But I digress and will get back to the original problem – they are now in cahoots. The oldest used to tolerate the little one and deal with him because he was “that other son in the household,” but now it’s a full blown partnership. If I could be honest, I think the heart of the problem is that they genuinely like each other.
And now they are working together?
The thought is scary, but it’s real. Fighting over toys has amazingly turned into playing together with toys. The little daredevil standing up on the train table, something never even fathomed before he arrived, now means both of them standing up on the train table. Sitting up on the coffee table for one, you guessed it, means sitting up on the coffee table for two.
They actually figured it out. They bonded and are now potentially unstoppable.
Except they forgot about one small thing – their parents. If we are good at one thing, it’s bombarding our children with discipline. There is nothing in the world I love more than their new bond, and while they will definitely be a force to be reckoned with in the coming years, they are simply no match for their mother and I.
The fact is, we enforce the rules. But fortunately for them, our rules are not that hard.

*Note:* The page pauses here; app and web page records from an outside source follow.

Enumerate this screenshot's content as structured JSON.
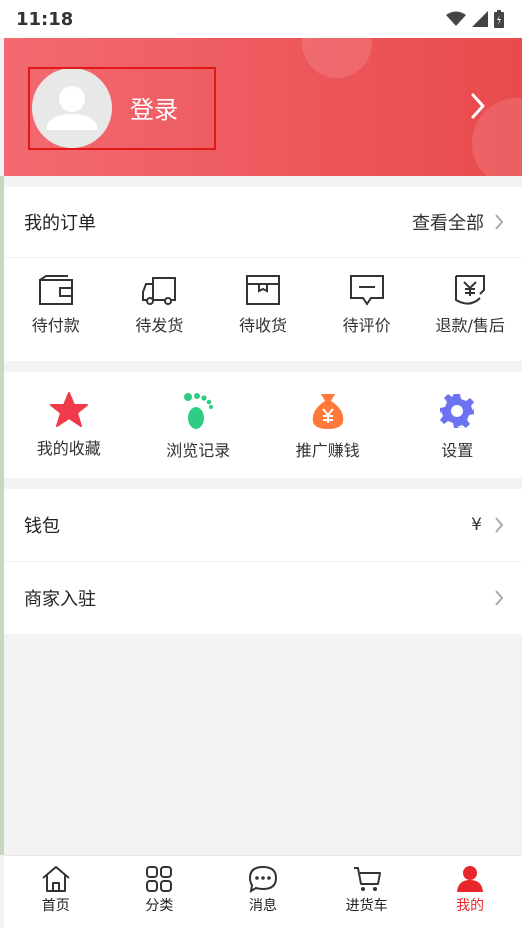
{
  "status_bar": {
    "time": "11:18"
  },
  "header": {
    "login_label": "登录",
    "avatar_icon": "user-avatar-icon"
  },
  "orders": {
    "title": "我的订单",
    "view_all": "查看全部",
    "items": [
      {
        "label": "待付款",
        "icon": "wallet-icon"
      },
      {
        "label": "待发货",
        "icon": "truck-icon"
      },
      {
        "label": "待收货",
        "icon": "package-icon"
      },
      {
        "label": "待评价",
        "icon": "comment-icon"
      },
      {
        "label": "退款/售后",
        "icon": "refund-icon"
      }
    ]
  },
  "tools": [
    {
      "label": "我的收藏",
      "icon": "star-icon",
      "color": "#ef3b4a"
    },
    {
      "label": "浏览记录",
      "icon": "footprint-icon",
      "color": "#2fcc84"
    },
    {
      "label": "推广赚钱",
      "icon": "money-bag-icon",
      "color": "#ff7a3a"
    },
    {
      "label": "设置",
      "icon": "gear-icon",
      "color": "#6d72f0"
    }
  ],
  "list": {
    "wallet": {
      "label": "钱包",
      "value": "¥"
    },
    "merchant": {
      "label": "商家入驻"
    }
  },
  "tabbar": [
    {
      "label": "首页",
      "icon": "home-icon"
    },
    {
      "label": "分类",
      "icon": "grid-icon"
    },
    {
      "label": "消息",
      "icon": "message-icon"
    },
    {
      "label": "进货车",
      "icon": "cart-icon"
    },
    {
      "label": "我的",
      "icon": "person-icon",
      "active": true
    }
  ],
  "colors": {
    "accent": "#e8262b",
    "header_start": "#f26a70",
    "header_end": "#e94a4d"
  }
}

First rule – Always love and respect each other.
Second rule – Always love and respect your parents.
Third rule – Belly laugh often.
Fourth rule – Get down from whatever you are standing on.
This article originally appeared on Chelmsford Patch on 2/25/12.